Now, before we continue reading, it should be pointed out here that, the passage just before this one is about Jesus being tempted by Satan in the wilderness. But between VS 13 & 14several months have passed. If you had a chronological Bible, you would see that the events described in John chapters 2 and 3, which included some miracles, healings, and preaching by Jesus, had occurred. That’s why it says in VS 14 – 15 that “a report about Him went out through all the surrounding country” and “… He was being glorified by all.” Jesus was starting to become famous around that area.

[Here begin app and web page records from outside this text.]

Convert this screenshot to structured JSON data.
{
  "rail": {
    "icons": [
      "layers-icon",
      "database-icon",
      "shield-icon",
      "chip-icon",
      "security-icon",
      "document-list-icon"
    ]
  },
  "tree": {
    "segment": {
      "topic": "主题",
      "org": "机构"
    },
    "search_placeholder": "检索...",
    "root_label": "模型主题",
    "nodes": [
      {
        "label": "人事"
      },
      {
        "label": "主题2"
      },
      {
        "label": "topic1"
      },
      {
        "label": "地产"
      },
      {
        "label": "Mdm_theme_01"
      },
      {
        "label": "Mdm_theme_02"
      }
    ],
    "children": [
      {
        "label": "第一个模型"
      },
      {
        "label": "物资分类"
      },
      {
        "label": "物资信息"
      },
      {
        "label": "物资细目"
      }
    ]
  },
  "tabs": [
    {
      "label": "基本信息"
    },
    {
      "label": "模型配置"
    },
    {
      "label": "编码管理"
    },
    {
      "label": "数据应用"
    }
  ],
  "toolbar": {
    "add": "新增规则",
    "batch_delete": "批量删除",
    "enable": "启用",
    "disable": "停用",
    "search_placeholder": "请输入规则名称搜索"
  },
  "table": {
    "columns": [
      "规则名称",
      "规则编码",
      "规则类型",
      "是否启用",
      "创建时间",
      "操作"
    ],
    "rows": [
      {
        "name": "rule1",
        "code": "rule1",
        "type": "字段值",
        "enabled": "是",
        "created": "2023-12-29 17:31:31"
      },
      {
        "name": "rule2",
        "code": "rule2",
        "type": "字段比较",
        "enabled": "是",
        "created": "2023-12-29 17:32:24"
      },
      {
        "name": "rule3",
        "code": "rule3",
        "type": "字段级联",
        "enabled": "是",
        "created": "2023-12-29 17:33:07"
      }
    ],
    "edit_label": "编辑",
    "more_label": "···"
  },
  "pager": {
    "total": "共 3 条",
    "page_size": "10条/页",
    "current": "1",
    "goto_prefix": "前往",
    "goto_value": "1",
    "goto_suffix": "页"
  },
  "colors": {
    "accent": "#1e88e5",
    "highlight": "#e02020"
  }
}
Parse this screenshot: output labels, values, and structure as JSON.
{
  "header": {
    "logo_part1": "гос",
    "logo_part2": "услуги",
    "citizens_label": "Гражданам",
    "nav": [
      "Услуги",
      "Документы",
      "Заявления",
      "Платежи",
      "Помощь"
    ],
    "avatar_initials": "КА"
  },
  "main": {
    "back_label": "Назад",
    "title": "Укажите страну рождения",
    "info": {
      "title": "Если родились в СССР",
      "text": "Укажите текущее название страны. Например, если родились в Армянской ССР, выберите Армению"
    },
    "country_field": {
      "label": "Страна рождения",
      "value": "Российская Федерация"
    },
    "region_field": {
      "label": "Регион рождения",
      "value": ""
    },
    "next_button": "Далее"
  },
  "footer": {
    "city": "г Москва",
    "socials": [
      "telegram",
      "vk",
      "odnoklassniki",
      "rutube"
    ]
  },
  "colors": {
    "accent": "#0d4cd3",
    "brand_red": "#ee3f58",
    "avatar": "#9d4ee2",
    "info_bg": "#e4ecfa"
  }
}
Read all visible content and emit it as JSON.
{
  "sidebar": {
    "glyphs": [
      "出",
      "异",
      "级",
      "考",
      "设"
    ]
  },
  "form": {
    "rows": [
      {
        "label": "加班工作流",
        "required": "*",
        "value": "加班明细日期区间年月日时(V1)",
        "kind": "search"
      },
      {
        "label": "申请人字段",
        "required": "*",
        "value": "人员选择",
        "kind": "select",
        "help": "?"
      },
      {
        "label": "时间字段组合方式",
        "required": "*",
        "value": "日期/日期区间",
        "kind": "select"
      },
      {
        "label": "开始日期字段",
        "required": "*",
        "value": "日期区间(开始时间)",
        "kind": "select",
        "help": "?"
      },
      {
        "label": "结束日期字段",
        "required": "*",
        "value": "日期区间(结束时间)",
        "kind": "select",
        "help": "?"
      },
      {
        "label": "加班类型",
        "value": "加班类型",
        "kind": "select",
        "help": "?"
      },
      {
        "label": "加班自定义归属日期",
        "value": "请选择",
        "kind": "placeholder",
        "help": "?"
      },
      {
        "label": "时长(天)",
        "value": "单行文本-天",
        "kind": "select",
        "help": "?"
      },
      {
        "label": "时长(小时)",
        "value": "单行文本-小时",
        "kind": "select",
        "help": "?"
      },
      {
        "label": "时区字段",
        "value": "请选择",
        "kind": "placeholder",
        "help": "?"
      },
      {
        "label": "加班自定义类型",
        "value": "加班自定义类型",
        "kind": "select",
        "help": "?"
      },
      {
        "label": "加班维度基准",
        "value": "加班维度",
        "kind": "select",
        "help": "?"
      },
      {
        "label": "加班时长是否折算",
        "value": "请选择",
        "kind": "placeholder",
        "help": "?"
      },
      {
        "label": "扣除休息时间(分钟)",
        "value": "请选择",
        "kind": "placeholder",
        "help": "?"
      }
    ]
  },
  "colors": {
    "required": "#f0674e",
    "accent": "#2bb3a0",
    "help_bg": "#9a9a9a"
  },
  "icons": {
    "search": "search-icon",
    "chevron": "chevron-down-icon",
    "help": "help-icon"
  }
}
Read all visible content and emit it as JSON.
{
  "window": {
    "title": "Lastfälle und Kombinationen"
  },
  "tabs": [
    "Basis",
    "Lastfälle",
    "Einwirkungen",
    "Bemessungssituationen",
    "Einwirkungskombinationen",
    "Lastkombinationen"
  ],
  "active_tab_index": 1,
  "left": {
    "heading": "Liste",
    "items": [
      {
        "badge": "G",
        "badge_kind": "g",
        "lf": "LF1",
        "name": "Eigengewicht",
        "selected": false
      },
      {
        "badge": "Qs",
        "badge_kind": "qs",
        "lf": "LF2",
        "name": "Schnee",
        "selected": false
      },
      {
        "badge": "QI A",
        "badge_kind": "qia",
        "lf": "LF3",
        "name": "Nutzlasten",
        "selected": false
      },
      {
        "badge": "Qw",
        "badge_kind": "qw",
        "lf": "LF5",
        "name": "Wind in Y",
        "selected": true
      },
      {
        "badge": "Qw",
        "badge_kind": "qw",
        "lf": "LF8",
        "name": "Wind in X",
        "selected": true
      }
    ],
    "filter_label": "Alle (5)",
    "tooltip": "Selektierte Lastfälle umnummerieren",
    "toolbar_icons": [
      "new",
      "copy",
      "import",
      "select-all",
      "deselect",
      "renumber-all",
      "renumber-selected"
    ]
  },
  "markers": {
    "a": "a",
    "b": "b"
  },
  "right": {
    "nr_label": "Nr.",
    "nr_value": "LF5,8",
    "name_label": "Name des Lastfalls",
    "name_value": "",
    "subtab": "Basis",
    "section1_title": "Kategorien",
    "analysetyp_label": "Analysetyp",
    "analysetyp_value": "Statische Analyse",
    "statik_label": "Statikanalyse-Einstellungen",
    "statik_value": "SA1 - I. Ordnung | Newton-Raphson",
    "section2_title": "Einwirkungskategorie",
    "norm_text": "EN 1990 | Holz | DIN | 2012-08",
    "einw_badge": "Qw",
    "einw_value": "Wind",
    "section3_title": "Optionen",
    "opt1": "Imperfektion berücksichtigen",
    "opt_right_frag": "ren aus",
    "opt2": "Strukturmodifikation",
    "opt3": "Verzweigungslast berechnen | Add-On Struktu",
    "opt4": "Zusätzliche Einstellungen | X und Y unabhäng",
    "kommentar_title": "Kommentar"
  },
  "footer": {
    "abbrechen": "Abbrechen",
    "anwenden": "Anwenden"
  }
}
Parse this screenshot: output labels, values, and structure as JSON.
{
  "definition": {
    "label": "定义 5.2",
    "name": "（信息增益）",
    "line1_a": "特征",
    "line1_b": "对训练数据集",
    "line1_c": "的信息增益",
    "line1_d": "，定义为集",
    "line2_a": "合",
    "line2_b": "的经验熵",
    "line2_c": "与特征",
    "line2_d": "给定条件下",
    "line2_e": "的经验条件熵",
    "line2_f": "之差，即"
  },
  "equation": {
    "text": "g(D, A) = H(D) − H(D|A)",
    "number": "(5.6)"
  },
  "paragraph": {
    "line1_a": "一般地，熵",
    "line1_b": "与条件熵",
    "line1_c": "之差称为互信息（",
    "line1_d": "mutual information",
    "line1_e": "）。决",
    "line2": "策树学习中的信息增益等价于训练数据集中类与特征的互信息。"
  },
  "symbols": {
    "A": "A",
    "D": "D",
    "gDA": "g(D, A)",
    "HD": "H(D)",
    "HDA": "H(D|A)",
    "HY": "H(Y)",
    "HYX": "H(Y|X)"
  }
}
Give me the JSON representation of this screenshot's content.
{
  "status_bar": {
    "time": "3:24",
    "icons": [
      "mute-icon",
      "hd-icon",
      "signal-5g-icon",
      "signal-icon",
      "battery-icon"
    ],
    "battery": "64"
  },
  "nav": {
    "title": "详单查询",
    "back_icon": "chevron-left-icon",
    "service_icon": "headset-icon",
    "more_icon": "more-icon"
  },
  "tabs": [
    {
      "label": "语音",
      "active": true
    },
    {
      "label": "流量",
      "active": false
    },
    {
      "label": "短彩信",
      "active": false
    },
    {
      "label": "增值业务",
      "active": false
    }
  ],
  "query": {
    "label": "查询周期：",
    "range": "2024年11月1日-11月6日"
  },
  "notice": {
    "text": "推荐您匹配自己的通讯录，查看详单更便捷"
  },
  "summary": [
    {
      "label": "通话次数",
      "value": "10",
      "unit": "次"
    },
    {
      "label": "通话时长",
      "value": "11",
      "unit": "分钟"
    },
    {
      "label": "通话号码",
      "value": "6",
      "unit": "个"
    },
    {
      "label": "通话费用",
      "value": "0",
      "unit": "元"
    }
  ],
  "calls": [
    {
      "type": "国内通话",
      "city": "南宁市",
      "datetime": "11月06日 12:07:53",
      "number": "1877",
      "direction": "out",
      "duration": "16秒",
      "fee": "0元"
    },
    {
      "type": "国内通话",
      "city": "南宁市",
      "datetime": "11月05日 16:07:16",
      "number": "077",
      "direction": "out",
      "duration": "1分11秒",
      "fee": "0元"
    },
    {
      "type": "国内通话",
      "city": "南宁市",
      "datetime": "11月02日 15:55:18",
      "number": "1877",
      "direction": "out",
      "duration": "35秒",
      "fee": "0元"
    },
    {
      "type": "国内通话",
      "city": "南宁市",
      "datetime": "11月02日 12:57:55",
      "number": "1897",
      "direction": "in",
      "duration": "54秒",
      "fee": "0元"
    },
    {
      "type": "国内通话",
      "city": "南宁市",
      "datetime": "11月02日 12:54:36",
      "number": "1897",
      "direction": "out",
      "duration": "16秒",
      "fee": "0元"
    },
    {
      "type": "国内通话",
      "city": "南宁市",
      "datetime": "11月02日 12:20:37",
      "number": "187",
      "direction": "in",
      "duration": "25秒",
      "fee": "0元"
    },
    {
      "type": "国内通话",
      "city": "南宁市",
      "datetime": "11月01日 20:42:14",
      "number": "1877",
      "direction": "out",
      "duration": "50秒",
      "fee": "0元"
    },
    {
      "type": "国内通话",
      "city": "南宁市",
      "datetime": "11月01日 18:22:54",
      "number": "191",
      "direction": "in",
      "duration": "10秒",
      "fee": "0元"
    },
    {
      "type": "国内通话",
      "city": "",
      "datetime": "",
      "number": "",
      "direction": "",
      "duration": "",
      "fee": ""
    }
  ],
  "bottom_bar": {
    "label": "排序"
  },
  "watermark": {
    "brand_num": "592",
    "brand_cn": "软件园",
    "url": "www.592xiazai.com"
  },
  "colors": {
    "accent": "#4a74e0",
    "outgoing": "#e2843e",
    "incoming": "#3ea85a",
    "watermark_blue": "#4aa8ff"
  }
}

Medication: A Merry Heart
AN ETHNIC JOKE
An Englishman, a Scotsman, an Irishman, a Welshman, a Latvian, a Turk, a German, an Indian, some Americans (including a southerner, a New Englander, and a Californian), an Argentinean, a Dane, an Australian, a Slovakian, an Egyptian, a Japanese, a Moroccan, a Frenchman, a New Zealander, a Spaniard, a Russian, a Guatemalan, a Colombian, a Pakistani, a Malaysian, a Croatian, a Uzbek, a Cypriot, a Pole, a Lithuanian, a Chinese, a Sri Lankan, a Lebanese, a Cayman Islander, a Ugandan, a Vietnamese, a Korean, a Uruguayan, a Czech, an Icelander, a Mexican, a Finn, a Honduran, a Panamanian, an Andorran, an Israeli, a Venezuelan, a Fijian, a Peruvian, an Estonian, a Brazilian, a Portuguese, a Liechtensteiner, a Mongolian, a Hungarian, a Canadian, a Moldovan, a Haitian, a Norfolk Islander, a Macedonian, a Bolivian, a Cook Islander, a Tajikistani, a Samoan, an Armenian, a Aruban, an Albanian, a Greenlander, a Micronesian, a Virgin Islander, a Georgian, a Bahaman, a Belarusian, a Cuban, a Tongan, a Cambodian, a Qatari, an Azerbaijani, a Romanian, a Chilean, a Kyrgyzstani, a Jamaican, a Filipino, a Ukrainian, a Dutchman, a Ecuadorian, a Costa Rican, a Swede, a Bulgarian, a Serb, a Swiss, a Greek, a Belgian, a Singaporean, an Italian, a Norwegian and 47 Africans walk into a fine restaurant ...
“I’m sorry,” said the manager, as he scrutinized the group one by one, and then barred their entrance saying, “Sorry, but you can’t come in here without a Thai.”
God Bless, Proximity,
St Mark’s Community Church, Janesville
New Beginnings Church, New Ulm
Verse of the Week: 1 Corinthians 6:19-20 NLT
Today’s readings: Leviticus 22 – 23